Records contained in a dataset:
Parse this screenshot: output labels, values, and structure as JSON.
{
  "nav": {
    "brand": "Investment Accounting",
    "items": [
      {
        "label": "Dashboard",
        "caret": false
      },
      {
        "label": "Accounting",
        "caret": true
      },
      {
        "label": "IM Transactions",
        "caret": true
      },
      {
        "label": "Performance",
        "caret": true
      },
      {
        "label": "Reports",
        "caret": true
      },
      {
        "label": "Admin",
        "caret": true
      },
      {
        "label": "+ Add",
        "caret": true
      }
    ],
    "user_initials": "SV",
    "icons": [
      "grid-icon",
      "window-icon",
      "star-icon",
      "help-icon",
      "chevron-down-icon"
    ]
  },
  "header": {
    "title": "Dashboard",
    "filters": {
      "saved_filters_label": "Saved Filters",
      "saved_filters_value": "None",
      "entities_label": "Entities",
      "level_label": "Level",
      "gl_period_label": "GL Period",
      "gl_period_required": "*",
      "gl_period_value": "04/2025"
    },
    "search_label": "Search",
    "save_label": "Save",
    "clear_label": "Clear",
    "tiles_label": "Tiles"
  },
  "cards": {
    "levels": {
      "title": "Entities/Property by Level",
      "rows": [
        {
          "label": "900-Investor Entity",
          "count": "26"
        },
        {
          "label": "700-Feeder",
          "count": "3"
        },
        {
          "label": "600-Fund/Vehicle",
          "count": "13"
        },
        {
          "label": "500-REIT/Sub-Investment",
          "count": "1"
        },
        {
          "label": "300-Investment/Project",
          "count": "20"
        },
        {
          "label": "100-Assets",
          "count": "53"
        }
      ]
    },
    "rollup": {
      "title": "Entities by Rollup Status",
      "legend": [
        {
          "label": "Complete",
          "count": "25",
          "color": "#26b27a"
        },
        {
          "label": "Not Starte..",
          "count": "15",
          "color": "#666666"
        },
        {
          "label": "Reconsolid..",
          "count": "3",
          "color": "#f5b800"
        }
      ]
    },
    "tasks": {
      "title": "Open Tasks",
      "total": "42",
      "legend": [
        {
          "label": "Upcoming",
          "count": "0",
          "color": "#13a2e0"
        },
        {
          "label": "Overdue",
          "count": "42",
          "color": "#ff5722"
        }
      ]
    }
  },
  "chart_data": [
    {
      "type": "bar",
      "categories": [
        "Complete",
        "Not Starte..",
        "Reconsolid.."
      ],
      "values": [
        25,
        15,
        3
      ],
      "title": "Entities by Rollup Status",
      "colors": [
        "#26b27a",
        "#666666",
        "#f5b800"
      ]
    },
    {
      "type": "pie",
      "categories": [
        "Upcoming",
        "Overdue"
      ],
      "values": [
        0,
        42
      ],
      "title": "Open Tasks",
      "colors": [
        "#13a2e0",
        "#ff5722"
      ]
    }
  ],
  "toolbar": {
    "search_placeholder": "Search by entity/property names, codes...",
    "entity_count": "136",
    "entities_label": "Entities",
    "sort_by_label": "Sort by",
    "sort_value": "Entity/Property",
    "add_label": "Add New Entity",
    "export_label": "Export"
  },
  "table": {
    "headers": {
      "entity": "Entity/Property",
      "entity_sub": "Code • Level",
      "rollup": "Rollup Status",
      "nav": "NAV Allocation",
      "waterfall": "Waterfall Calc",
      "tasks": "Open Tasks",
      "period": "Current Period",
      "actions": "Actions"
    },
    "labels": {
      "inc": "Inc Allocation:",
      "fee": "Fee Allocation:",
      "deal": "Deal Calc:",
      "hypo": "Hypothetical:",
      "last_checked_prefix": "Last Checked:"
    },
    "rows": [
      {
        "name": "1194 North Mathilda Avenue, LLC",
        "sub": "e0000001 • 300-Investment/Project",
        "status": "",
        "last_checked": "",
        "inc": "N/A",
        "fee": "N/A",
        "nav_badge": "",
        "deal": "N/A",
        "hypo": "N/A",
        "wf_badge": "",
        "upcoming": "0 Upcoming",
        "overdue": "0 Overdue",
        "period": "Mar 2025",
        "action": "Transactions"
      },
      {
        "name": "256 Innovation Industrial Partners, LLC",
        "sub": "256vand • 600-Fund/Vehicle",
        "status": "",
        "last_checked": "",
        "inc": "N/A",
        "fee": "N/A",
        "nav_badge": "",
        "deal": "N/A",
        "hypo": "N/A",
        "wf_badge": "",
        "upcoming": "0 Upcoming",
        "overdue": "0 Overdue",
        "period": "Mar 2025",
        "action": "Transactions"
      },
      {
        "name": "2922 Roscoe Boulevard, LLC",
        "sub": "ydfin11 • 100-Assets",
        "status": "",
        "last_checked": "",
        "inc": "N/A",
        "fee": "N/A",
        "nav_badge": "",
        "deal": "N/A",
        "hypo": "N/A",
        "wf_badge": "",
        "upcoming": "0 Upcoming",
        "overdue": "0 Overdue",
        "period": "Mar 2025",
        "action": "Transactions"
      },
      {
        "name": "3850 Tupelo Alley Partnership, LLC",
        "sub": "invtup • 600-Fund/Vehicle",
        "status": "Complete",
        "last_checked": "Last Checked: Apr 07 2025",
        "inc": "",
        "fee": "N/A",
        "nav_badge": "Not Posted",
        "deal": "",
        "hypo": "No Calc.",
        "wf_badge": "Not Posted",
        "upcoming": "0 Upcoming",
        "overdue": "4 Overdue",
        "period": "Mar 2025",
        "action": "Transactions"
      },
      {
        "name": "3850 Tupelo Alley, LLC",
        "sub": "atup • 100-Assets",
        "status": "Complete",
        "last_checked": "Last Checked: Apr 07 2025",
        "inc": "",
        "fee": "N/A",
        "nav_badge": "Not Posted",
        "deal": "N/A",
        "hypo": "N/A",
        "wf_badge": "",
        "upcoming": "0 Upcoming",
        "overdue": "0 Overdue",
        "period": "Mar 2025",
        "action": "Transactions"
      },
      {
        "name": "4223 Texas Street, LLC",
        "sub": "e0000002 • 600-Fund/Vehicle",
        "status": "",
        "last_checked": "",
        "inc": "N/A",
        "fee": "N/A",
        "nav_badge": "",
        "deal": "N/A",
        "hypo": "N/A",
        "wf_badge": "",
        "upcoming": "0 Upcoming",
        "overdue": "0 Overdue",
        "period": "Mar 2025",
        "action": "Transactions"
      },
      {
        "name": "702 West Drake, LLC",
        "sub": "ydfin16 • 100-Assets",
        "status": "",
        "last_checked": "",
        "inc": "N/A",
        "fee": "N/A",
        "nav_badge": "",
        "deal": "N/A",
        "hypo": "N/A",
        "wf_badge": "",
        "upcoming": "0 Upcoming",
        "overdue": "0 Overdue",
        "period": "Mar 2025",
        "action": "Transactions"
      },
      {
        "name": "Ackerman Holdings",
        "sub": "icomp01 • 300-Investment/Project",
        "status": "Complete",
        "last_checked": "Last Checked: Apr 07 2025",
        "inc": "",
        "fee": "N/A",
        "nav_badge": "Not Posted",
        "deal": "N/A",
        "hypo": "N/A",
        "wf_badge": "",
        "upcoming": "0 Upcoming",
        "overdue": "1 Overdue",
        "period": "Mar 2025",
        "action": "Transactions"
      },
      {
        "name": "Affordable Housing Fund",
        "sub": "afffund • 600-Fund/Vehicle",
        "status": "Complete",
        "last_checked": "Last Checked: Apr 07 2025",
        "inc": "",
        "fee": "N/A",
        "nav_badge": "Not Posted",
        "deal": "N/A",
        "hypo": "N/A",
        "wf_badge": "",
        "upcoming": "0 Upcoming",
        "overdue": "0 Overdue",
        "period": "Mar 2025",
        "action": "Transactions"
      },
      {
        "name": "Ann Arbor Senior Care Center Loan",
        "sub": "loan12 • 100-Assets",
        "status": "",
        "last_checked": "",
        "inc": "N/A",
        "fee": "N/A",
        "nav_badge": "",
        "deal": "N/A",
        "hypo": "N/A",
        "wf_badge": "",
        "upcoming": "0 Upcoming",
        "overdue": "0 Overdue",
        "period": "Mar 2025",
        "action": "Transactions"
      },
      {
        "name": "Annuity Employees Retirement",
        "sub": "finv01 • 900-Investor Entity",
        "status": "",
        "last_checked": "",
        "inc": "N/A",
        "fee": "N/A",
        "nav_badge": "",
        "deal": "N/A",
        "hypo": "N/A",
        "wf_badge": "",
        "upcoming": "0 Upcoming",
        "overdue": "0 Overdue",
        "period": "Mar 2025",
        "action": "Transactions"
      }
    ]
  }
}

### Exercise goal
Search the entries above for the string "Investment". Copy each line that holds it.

### Result
    "brand": "Investment Accounting",
          "label": "500-REIT/Sub-Investment",
          "label": "300-Investment/Project",
        "sub": "e0000001 • 300-Investment/Project",
        "sub": "icomp01 • 300-Investment/Project",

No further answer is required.